The dynasty remained on the throne until the outbreak in Portugal of the 5 October 1910 revolution when King Manuel II was deposed and the Portuguese First Republic was established. Manuel II went into exile in England, and, with his death on 2 July 1932, the House of Braganza-Saxe-Coburg and Gotha became extinct.[1]

Before his death, King Manuel II reconciled with the rival Miguelist branch of the House of Braganza, who had claimed the Portuguese throne since 1834, in opposition to the Braganza-Saxe-Coburg and Gotha dynasty. So, with his death, the claim to the throne of Portugal passed to the pretender, Duarte Nuno, Duke of Braganza.[5][6]

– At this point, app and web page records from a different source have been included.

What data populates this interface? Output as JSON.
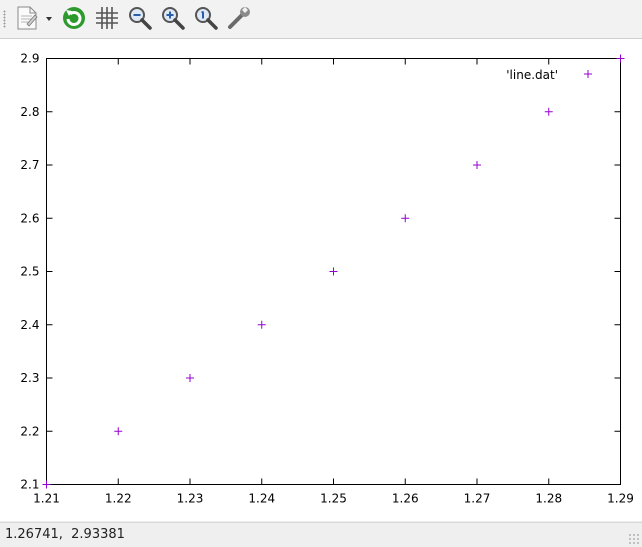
{
  "toolbar": {
    "buttons": [
      {
        "icon": "export-document-icon",
        "has_dropdown": true
      },
      {
        "icon": "replot-icon"
      },
      {
        "icon": "grid-icon"
      },
      {
        "icon": "zoom-previous-icon"
      },
      {
        "icon": "zoom-next-icon"
      },
      {
        "icon": "unzoom-icon"
      },
      {
        "icon": "settings-wrench-icon"
      }
    ]
  },
  "status": {
    "coordinates": "1.26741,  2.93381"
  },
  "colors": {
    "series": "#9400d3",
    "axis": "#000000",
    "background": "#ffffff"
  },
  "chart_data": {
    "type": "scatter",
    "title": "",
    "xlabel": "",
    "ylabel": "",
    "xlim": [
      1.21,
      1.29
    ],
    "ylim": [
      2.1,
      2.9
    ],
    "xticks": [
      "1.21",
      "1.22",
      "1.23",
      "1.24",
      "1.25",
      "1.26",
      "1.27",
      "1.28",
      "1.29"
    ],
    "yticks": [
      "2.1",
      "2.2",
      "2.3",
      "2.4",
      "2.5",
      "2.6",
      "2.7",
      "2.8",
      "2.9"
    ],
    "grid": false,
    "legend_position": "top-right",
    "series": [
      {
        "name": "'line.dat'",
        "marker": "+",
        "x": [
          1.21,
          1.22,
          1.23,
          1.24,
          1.25,
          1.26,
          1.27,
          1.28,
          1.29
        ],
        "y": [
          2.1,
          2.2,
          2.3,
          2.4,
          2.5,
          2.6,
          2.7,
          2.8,
          2.9
        ]
      }
    ]
  }
}
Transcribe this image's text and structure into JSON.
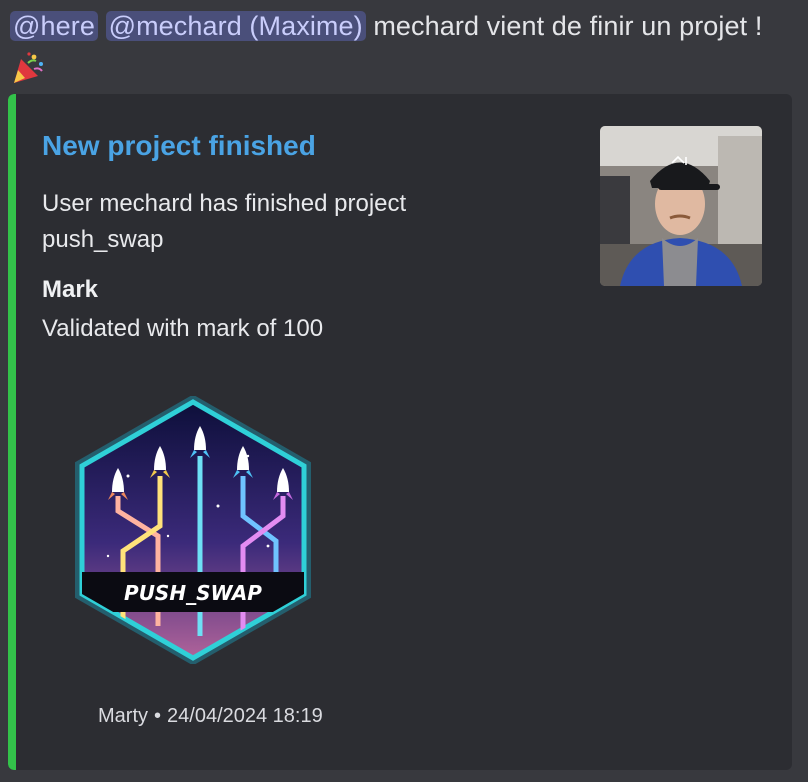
{
  "message": {
    "mention_here": "@here",
    "mention_user": "@mechard (Maxime)",
    "text": " mechard vient de finir un projet !",
    "emoji": "party-popper-icon"
  },
  "embed": {
    "accent_color": "#33c24a",
    "title": "New project finished",
    "description_line1": "User mechard has finished project",
    "description_line2": "push_swap",
    "field_name": "Mark",
    "field_value": "Validated with mark of 100",
    "badge_label": "PUSH_SWAP",
    "footer_author": "Marty",
    "footer_separator": "•",
    "footer_timestamp": "24/04/2024 18:19"
  }
}
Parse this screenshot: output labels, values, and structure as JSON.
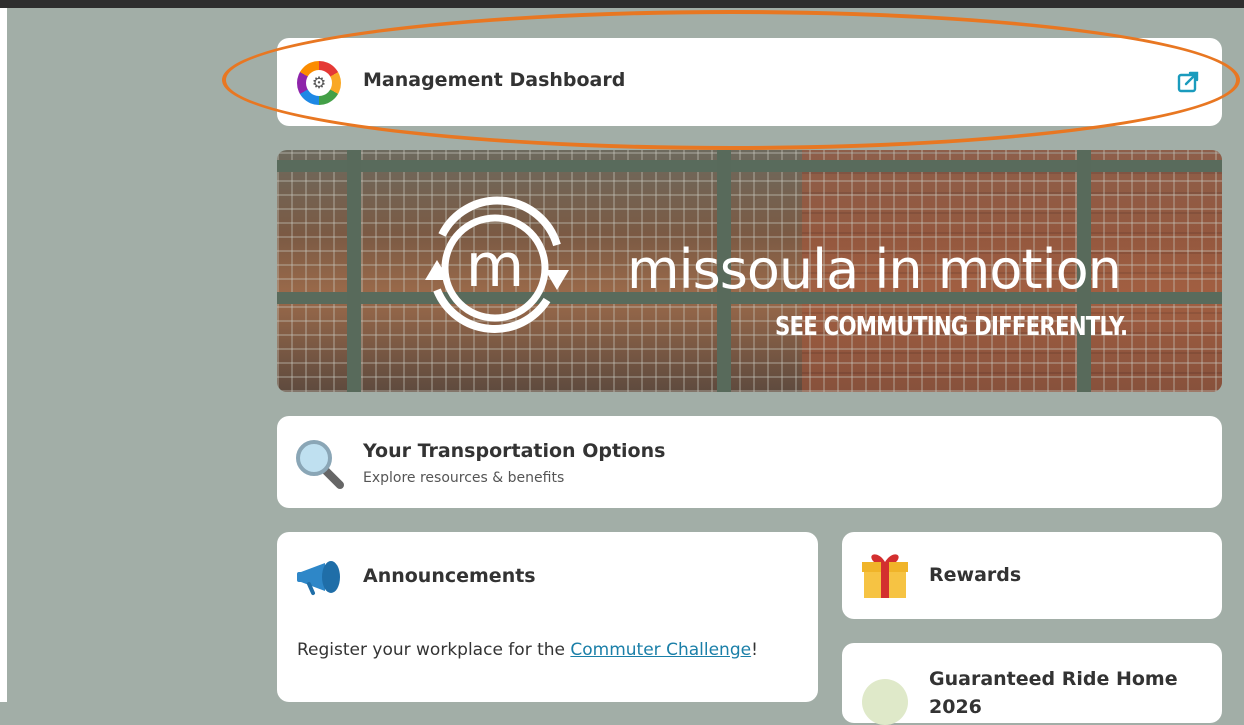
{
  "management": {
    "title": "Management Dashboard",
    "logo_icon": "dashboard-gear-icon",
    "external_icon": "external-link-icon",
    "accent_color": "#1a9bbd",
    "highlight_color": "#e87722"
  },
  "banner": {
    "brand": "missoula in motion",
    "tagline": "SEE COMMUTING DIFFERENTLY."
  },
  "transportation": {
    "title": "Your Transportation Options",
    "subtitle": "Explore resources & benefits",
    "icon": "magnifier-icon"
  },
  "announcements": {
    "title": "Announcements",
    "icon": "megaphone-icon",
    "text_before": "Register your workplace for the ",
    "link_text": "Commuter Challenge",
    "text_after": "!"
  },
  "rewards": {
    "title": "Rewards",
    "icon": "gift-icon"
  },
  "guaranteed_ride": {
    "title_line1": "Guaranteed Ride Home",
    "title_line2": "2026",
    "icon": "car-icon"
  }
}
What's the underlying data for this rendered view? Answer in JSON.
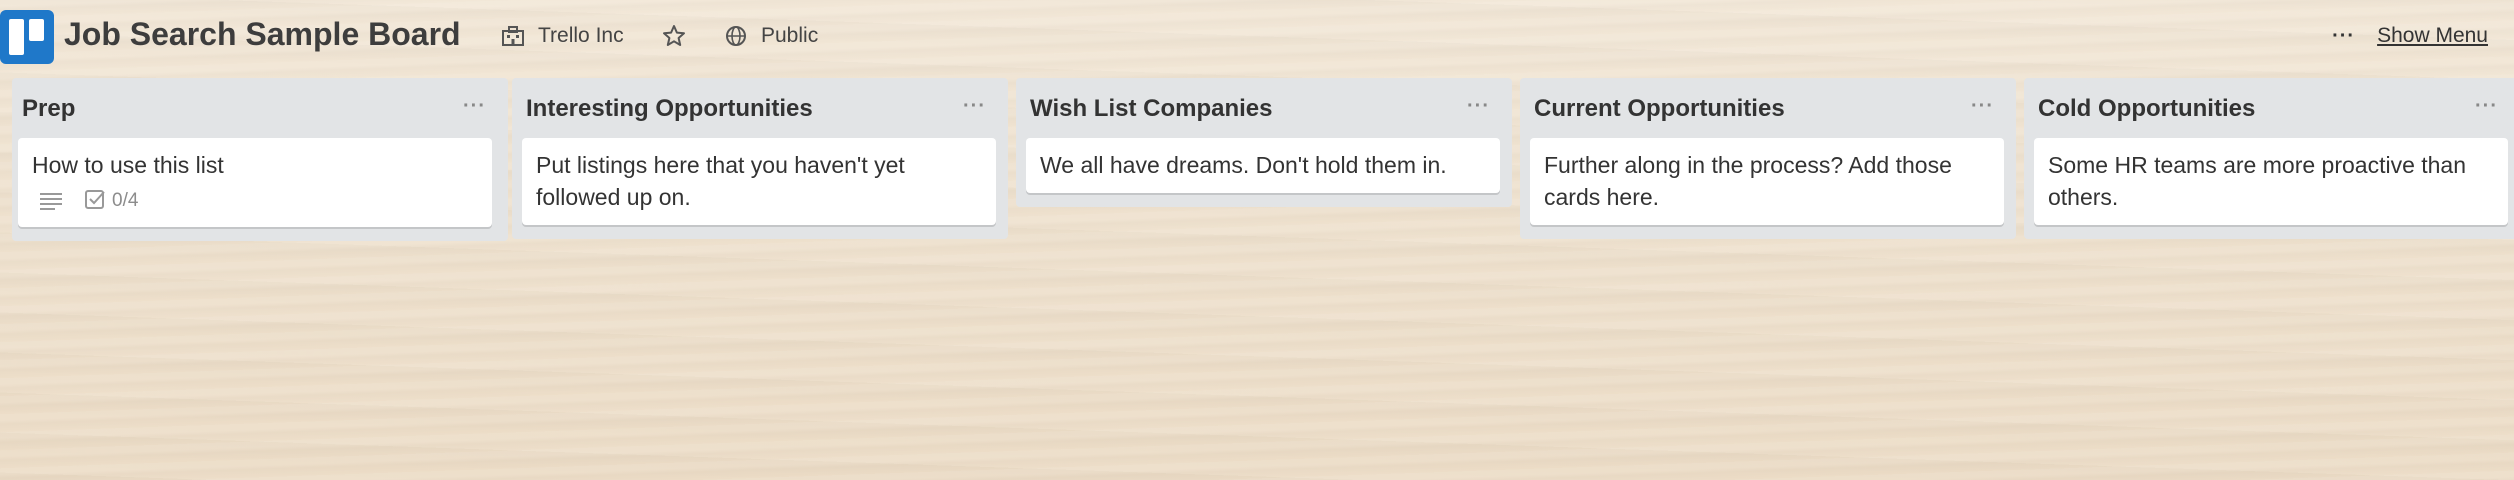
{
  "board": {
    "title": "Job Search Sample Board",
    "organization": "Trello Inc",
    "visibility": "Public",
    "show_menu_label": "Show Menu",
    "menu_dots": "···",
    "icons": {
      "logo": "trello-logo",
      "organization": "building-icon",
      "star": "star-icon",
      "visibility": "globe-icon"
    },
    "colors": {
      "logo_blue": "#1f78c9",
      "list_bg": "#e2e4e6",
      "card_bg": "#ffffff"
    }
  },
  "lists": [
    {
      "title": "Prep",
      "menu": "···",
      "card": {
        "text": "How to use this list",
        "has_description": true,
        "checklist": "0/4"
      }
    },
    {
      "title": "Interesting Opportunities",
      "menu": "···",
      "card": {
        "text": "Put listings here that you haven't yet followed up on."
      }
    },
    {
      "title": "Wish List Companies",
      "menu": "···",
      "card": {
        "text": "We all have dreams. Don't hold them in."
      }
    },
    {
      "title": "Current Opportunities",
      "menu": "···",
      "card": {
        "text": "Further along in the process? Add those cards here."
      }
    },
    {
      "title": "Cold Opportunities",
      "menu": "···",
      "card": {
        "text": "Some HR teams are more proactive than others."
      }
    }
  ]
}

The Saxe-Coburg-Gotha-Braganza surname was also used by Maria Pia de Saxe-Coburgo e Bragança, a woman who claimed to be a bastard daughter of King Carlos I.


Family tree

Fernando II
Maria II
Stephanie of Hohenzollern-Sigmaringen
Pedro V
Luís I
Maria Pia of Savoy
Maria Anna
Amélie of Orléans
Carlos I
Nevada Stoody Hayes
Luís Filipe
Manuel II
Augusta Victoria of Hohenzollern


  1. ^ a b  
  2. ^ Maclagan, Michael (2002). Lines of Succession. Tables by Jiri Louda.  
  4. ^  
  5. ^ "Monarchist Breach Closed In Portugal".  
  6. ^ "Successor Expects Throne". The New York Times. 1932-07-06. p. 19. 

External links

House of Braganza-Saxe-Coburg and Gotha
Cadet branch of the House of Saxe-Coburg and Gotha
Preceded by
House of Braganza

Ruling House of the Kingdom of Portugal
Monarchy Abolished
This article was sourced from Creative Commons Attribution-ShareAlike License; additional terms may apply. World Heritage Encyclopedia content is assembled from numerous content providers, Open Access Publishing, and in compliance with The Fair Access to Science and Technology Research Act (FASTR), Wikimedia Foundation, Inc., Public Library of Science, The Encyclopedia of Life, Open Book Publishers (OBP), PubMed, U.S. National Library of Medicine, National Center for Biotechnology Information, U.S. National Library of Medicine, National Institutes of Health (NIH), U.S. Department of Health & Human Services, and, which sources content from all federal, state, local, tribal, and territorial government publication portals (.gov, .mil, .edu). Funding for and content contributors is made possible from the U.S. Congress, E-Government Act of 2002.
Crowd sourced content that is contributed to World Heritage Encyclopedia is peer reviewed and edited by our editorial staff to ensure quality scholarly research articles.
By using this site, you agree to the Terms of Use and Privacy Policy. World Heritage Encyclopedia™ is a registered trademark of the World Public Library Association, a non-profit organization.

Copyright © World Library Foundation. All rights reserved. eBooks from World eBook Library are sponsored by the World Library Foundation,
a 501c(4) Member's Support Non-Profit Organization, and is NOT affiliated with any governmental agency or department.